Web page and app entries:
● ● ● ● ● ● ●
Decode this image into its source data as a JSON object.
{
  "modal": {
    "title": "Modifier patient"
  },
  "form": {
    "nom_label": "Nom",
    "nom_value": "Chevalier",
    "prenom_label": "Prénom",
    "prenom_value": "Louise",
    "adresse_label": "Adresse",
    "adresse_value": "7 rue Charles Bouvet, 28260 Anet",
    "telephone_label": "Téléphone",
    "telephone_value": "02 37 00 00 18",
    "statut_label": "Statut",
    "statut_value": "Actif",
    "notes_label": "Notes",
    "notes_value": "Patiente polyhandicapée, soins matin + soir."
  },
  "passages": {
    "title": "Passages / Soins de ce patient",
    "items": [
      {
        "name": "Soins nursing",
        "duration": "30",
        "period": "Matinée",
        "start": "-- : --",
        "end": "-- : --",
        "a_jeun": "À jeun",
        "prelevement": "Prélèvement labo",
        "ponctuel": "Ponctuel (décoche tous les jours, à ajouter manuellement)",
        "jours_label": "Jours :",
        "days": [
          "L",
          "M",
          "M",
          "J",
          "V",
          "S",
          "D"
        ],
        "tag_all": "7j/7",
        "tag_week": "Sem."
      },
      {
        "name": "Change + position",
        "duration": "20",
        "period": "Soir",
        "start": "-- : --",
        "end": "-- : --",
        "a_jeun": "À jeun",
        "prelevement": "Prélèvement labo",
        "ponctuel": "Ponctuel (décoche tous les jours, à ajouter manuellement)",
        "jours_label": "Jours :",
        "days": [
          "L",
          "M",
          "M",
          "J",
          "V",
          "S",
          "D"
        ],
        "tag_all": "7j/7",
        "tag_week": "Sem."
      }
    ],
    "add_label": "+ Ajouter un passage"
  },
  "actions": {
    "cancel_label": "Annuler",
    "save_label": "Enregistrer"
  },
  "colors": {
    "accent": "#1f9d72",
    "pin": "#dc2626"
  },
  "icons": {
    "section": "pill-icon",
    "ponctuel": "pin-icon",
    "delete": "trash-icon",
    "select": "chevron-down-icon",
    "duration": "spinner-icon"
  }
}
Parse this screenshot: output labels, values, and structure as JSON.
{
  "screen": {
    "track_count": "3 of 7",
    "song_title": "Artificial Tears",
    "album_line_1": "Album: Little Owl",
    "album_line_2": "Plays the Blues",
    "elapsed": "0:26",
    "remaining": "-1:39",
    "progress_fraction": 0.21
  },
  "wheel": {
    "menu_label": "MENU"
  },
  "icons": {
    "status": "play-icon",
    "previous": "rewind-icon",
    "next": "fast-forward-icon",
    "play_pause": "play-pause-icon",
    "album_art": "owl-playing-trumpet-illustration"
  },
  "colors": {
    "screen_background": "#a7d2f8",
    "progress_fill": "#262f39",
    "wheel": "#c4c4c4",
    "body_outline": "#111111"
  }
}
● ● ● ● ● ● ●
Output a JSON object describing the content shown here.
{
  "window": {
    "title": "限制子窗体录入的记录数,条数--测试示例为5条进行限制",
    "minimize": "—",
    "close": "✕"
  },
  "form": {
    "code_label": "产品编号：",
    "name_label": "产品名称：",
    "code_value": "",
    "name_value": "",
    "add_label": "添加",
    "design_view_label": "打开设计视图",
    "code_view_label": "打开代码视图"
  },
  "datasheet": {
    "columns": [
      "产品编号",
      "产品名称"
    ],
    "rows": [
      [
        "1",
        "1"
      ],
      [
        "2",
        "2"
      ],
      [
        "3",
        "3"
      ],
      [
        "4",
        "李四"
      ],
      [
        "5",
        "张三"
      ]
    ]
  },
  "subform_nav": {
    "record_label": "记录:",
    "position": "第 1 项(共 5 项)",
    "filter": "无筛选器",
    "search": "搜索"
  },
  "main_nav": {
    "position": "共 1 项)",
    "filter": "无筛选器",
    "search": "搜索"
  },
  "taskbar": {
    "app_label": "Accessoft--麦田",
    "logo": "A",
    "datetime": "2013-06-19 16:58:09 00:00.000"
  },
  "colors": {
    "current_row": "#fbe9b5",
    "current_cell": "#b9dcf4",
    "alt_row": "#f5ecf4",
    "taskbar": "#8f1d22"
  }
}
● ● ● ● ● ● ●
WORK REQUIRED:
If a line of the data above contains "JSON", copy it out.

EXERCISE RESPONSE:
Decode this image into its source data as a JSON object.
Parse this screenshot: output labels, values, and structure as JSON.
Output a JSON object describing the content shown here.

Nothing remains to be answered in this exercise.